Segment Open

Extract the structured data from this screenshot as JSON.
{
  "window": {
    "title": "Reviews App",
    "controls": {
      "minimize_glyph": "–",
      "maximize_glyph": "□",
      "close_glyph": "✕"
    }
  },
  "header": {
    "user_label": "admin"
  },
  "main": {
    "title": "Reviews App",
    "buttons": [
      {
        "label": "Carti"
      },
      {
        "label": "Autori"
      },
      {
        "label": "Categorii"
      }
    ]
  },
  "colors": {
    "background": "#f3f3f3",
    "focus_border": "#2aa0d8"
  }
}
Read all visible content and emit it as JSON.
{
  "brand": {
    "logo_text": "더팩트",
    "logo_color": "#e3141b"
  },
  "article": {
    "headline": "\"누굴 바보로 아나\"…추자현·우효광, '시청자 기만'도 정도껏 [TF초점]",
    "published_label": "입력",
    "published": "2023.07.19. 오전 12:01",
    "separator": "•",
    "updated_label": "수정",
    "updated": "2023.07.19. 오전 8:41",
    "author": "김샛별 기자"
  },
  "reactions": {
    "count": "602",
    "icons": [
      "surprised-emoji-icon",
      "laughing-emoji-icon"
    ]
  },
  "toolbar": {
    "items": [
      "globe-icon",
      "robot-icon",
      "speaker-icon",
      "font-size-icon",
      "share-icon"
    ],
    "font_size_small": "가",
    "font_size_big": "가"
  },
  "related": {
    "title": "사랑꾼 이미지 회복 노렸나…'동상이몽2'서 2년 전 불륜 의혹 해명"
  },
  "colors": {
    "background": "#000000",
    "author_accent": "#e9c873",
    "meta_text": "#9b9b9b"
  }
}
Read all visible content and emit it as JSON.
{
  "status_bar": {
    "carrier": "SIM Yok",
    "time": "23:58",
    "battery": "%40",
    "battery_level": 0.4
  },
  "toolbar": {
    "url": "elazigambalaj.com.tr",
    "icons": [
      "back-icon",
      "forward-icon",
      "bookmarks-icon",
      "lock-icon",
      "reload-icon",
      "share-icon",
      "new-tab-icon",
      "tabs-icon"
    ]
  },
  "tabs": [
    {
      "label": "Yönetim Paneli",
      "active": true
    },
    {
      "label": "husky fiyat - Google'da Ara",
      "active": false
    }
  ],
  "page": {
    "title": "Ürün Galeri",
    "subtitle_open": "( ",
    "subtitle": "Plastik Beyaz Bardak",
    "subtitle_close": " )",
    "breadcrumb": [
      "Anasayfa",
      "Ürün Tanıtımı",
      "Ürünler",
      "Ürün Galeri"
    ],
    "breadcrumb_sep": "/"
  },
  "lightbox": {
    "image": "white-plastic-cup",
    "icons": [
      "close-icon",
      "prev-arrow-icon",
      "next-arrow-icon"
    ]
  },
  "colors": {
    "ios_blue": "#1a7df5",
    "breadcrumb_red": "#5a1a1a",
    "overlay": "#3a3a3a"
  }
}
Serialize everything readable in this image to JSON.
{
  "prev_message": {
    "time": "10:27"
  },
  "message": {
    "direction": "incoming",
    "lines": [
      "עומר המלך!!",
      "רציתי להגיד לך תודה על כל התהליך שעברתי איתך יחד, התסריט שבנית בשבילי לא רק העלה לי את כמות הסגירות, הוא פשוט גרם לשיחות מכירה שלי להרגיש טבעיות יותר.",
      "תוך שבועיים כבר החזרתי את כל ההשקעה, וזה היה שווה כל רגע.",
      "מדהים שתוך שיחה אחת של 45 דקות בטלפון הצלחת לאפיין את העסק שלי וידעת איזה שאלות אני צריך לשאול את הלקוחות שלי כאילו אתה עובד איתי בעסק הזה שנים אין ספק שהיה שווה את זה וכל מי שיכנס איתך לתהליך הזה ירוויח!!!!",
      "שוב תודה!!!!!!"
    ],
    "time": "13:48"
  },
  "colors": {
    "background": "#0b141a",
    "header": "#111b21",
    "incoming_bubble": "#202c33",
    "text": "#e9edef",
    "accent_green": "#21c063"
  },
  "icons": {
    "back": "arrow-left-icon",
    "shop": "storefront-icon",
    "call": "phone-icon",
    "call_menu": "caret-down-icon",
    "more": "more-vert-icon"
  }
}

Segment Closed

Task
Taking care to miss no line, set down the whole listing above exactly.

Answer for this exercise
Extract the structured data from this screenshot as JSON.
{
  "window": {
    "title": "Reviews App",
    "controls": {
      "minimize_glyph": "–",
      "maximize_glyph": "□",
      "close_glyph": "✕"
    }
  },
  "header": {
    "user_label": "admin"
  },
  "main": {
    "title": "Reviews App",
    "buttons": [
      {
        "label": "Carti"
      },
      {
        "label": "Autori"
      },
      {
        "label": "Categorii"
      }
    ]
  },
  "colors": {
    "background": "#f3f3f3",
    "focus_border": "#2aa0d8"
  }
}
Read all visible content and emit it as JSON.
{
  "brand": {
    "logo_text": "더팩트",
    "logo_color": "#e3141b"
  },
  "article": {
    "headline": "\"누굴 바보로 아나\"…추자현·우효광, '시청자 기만'도 정도껏 [TF초점]",
    "published_label": "입력",
    "published": "2023.07.19. 오전 12:01",
    "separator": "•",
    "updated_label": "수정",
    "updated": "2023.07.19. 오전 8:41",
    "author": "김샛별 기자"
  },
  "reactions": {
    "count": "602",
    "icons": [
      "surprised-emoji-icon",
      "laughing-emoji-icon"
    ]
  },
  "toolbar": {
    "items": [
      "globe-icon",
      "robot-icon",
      "speaker-icon",
      "font-size-icon",
      "share-icon"
    ],
    "font_size_small": "가",
    "font_size_big": "가"
  },
  "related": {
    "title": "사랑꾼 이미지 회복 노렸나…'동상이몽2'서 2년 전 불륜 의혹 해명"
  },
  "colors": {
    "background": "#000000",
    "author_accent": "#e9c873",
    "meta_text": "#9b9b9b"
  }
}
Read all visible content and emit it as JSON.
{
  "status_bar": {
    "carrier": "SIM Yok",
    "time": "23:58",
    "battery": "%40",
    "battery_level": 0.4
  },
  "toolbar": {
    "url": "elazigambalaj.com.tr",
    "icons": [
      "back-icon",
      "forward-icon",
      "bookmarks-icon",
      "lock-icon",
      "reload-icon",
      "share-icon",
      "new-tab-icon",
      "tabs-icon"
    ]
  },
  "tabs": [
    {
      "label": "Yönetim Paneli",
      "active": true
    },
    {
      "label": "husky fiyat - Google'da Ara",
      "active": false
    }
  ],
  "page": {
    "title": "Ürün Galeri",
    "subtitle_open": "( ",
    "subtitle": "Plastik Beyaz Bardak",
    "subtitle_close": " )",
    "breadcrumb": [
      "Anasayfa",
      "Ürün Tanıtımı",
      "Ürünler",
      "Ürün Galeri"
    ],
    "breadcrumb_sep": "/"
  },
  "lightbox": {
    "image": "white-plastic-cup",
    "icons": [
      "close-icon",
      "prev-arrow-icon",
      "next-arrow-icon"
    ]
  },
  "colors": {
    "ios_blue": "#1a7df5",
    "breadcrumb_red": "#5a1a1a",
    "overlay": "#3a3a3a"
  }
}
Serialize everything readable in this image to JSON.
{
  "prev_message": {
    "time": "10:27"
  },
  "message": {
    "direction": "incoming",
    "lines": [
      "עומר המלך!!",
      "רציתי להגיד לך תודה על כל התהליך שעברתי איתך יחד, התסריט שבנית בשבילי לא רק העלה לי את כמות הסגירות, הוא פשוט גרם לשיחות מכירה שלי להרגיש טבעיות יותר.",
      "תוך שבועיים כבר החזרתי את כל ההשקעה, וזה היה שווה כל רגע.",
      "מדהים שתוך שיחה אחת של 45 דקות בטלפון הצלחת לאפיין את העסק שלי וידעת איזה שאלות אני צריך לשאול את הלקוחות שלי כאילו אתה עובד איתי בעסק הזה שנים אין ספק שהיה שווה את זה וכל מי שיכנס איתך לתהליך הזה ירוויח!!!!",
      "שוב תודה!!!!!!"
    ],
    "time": "13:48"
  },
  "colors": {
    "background": "#0b141a",
    "header": "#111b21",
    "incoming_bubble": "#202c33",
    "text": "#e9edef",
    "accent_green": "#21c063"
  },
  "icons": {
    "back": "arrow-left-icon",
    "shop": "storefront-icon",
    "call": "phone-icon",
    "call_menu": "caret-down-icon",
    "more": "more-vert-icon"
  }
}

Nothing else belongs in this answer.